**What to work on**: Word for word, return the entries listed below.

**The records**:

•••

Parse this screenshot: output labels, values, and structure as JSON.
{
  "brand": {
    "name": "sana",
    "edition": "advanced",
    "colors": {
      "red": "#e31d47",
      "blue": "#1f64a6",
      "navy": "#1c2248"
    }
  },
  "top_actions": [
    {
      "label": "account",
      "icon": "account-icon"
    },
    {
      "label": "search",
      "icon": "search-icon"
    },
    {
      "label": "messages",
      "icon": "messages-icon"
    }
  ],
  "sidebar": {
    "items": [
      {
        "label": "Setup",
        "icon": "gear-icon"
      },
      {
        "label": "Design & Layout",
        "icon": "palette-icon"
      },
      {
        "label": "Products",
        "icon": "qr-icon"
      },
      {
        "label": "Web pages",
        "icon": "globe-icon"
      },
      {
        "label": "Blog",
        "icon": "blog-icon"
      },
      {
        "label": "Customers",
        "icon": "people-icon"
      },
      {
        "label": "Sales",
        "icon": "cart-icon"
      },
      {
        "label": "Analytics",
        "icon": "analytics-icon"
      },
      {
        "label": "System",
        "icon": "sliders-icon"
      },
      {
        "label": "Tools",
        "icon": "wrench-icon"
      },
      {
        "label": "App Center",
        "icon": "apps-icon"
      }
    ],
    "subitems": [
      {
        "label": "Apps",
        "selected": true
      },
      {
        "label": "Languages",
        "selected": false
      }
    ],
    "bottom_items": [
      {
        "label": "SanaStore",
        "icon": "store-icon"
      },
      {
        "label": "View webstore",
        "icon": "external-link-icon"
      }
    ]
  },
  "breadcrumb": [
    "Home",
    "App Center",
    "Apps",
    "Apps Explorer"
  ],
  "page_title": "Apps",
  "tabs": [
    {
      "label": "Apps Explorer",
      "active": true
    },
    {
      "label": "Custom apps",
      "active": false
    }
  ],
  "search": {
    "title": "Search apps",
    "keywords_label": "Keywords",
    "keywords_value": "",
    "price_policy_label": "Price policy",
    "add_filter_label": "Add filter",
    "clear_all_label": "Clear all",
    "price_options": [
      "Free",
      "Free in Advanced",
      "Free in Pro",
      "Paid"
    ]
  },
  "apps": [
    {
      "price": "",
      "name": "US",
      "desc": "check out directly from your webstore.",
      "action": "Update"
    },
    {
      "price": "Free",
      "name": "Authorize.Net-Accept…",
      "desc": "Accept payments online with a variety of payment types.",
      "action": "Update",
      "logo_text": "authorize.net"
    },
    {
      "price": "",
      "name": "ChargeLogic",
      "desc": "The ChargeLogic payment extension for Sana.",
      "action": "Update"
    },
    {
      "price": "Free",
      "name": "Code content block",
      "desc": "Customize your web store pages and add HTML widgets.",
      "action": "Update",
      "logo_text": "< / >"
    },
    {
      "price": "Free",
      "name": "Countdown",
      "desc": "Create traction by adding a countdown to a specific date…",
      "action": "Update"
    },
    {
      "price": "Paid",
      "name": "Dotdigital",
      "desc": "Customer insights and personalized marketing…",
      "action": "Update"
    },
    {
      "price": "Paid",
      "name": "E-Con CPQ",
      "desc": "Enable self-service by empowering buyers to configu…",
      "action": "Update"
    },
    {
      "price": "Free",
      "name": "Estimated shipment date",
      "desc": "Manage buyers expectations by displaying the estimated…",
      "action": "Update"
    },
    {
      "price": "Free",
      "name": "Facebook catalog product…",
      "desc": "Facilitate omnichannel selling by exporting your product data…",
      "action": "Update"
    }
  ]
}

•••

**Answer box**:
Parse this screenshot: output labels, values, and structure as JSON.
{
  "brand": {
    "name": "sana",
    "edition": "advanced",
    "colors": {
      "red": "#e31d47",
      "blue": "#1f64a6",
      "navy": "#1c2248"
    }
  },
  "top_actions": [
    {
      "label": "account",
      "icon": "account-icon"
    },
    {
      "label": "search",
      "icon": "search-icon"
    },
    {
      "label": "messages",
      "icon": "messages-icon"
    }
  ],
  "sidebar": {
    "items": [
      {
        "label": "Setup",
        "icon": "gear-icon"
      },
      {
        "label": "Design & Layout",
        "icon": "palette-icon"
      },
      {
        "label": "Products",
        "icon": "qr-icon"
      },
      {
        "label": "Web pages",
        "icon": "globe-icon"
      },
      {
        "label": "Blog",
        "icon": "blog-icon"
      },
      {
        "label": "Customers",
        "icon": "people-icon"
      },
      {
        "label": "Sales",
        "icon": "cart-icon"
      },
      {
        "label": "Analytics",
        "icon": "analytics-icon"
      },
      {
        "label": "System",
        "icon": "sliders-icon"
      },
      {
        "label": "Tools",
        "icon": "wrench-icon"
      },
      {
        "label": "App Center",
        "icon": "apps-icon"
      }
    ],
    "subitems": [
      {
        "label": "Apps",
        "selected": true
      },
      {
        "label": "Languages",
        "selected": false
      }
    ],
    "bottom_items": [
      {
        "label": "SanaStore",
        "icon": "store-icon"
      },
      {
        "label": "View webstore",
        "icon": "external-link-icon"
      }
    ]
  },
  "breadcrumb": [
    "Home",
    "App Center",
    "Apps",
    "Apps Explorer"
  ],
  "page_title": "Apps",
  "tabs": [
    {
      "label": "Apps Explorer",
      "active": true
    },
    {
      "label": "Custom apps",
      "active": false
    }
  ],
  "search": {
    "title": "Search apps",
    "keywords_label": "Keywords",
    "keywords_value": "",
    "price_policy_label": "Price policy",
    "add_filter_label": "Add filter",
    "clear_all_label": "Clear all",
    "price_options": [
      "Free",
      "Free in Advanced",
      "Free in Pro",
      "Paid"
    ]
  },
  "apps": [
    {
      "price": "",
      "name": "US",
      "desc": "check out directly from your webstore.",
      "action": "Update"
    },
    {
      "price": "Free",
      "name": "Authorize.Net-Accept…",
      "desc": "Accept payments online with a variety of payment types.",
      "action": "Update",
      "logo_text": "authorize.net"
    },
    {
      "price": "",
      "name": "ChargeLogic",
      "desc": "The ChargeLogic payment extension for Sana.",
      "action": "Update"
    },
    {
      "price": "Free",
      "name": "Code content block",
      "desc": "Customize your web store pages and add HTML widgets.",
      "action": "Update",
      "logo_text": "< / >"
    },
    {
      "price": "Free",
      "name": "Countdown",
      "desc": "Create traction by adding a countdown to a specific date…",
      "action": "Update"
    },
    {
      "price": "Paid",
      "name": "Dotdigital",
      "desc": "Customer insights and personalized marketing…",
      "action": "Update"
    },
    {
      "price": "Paid",
      "name": "E-Con CPQ",
      "desc": "Enable self-service by empowering buyers to configu…",
      "action": "Update"
    },
    {
      "price": "Free",
      "name": "Estimated shipment date",
      "desc": "Manage buyers expectations by displaying the estimated…",
      "action": "Update"
    },
    {
      "price": "Free",
      "name": "Facebook catalog product…",
      "desc": "Facilitate omnichannel selling by exporting your product data…",
      "action": "Update"
    }
  ]
}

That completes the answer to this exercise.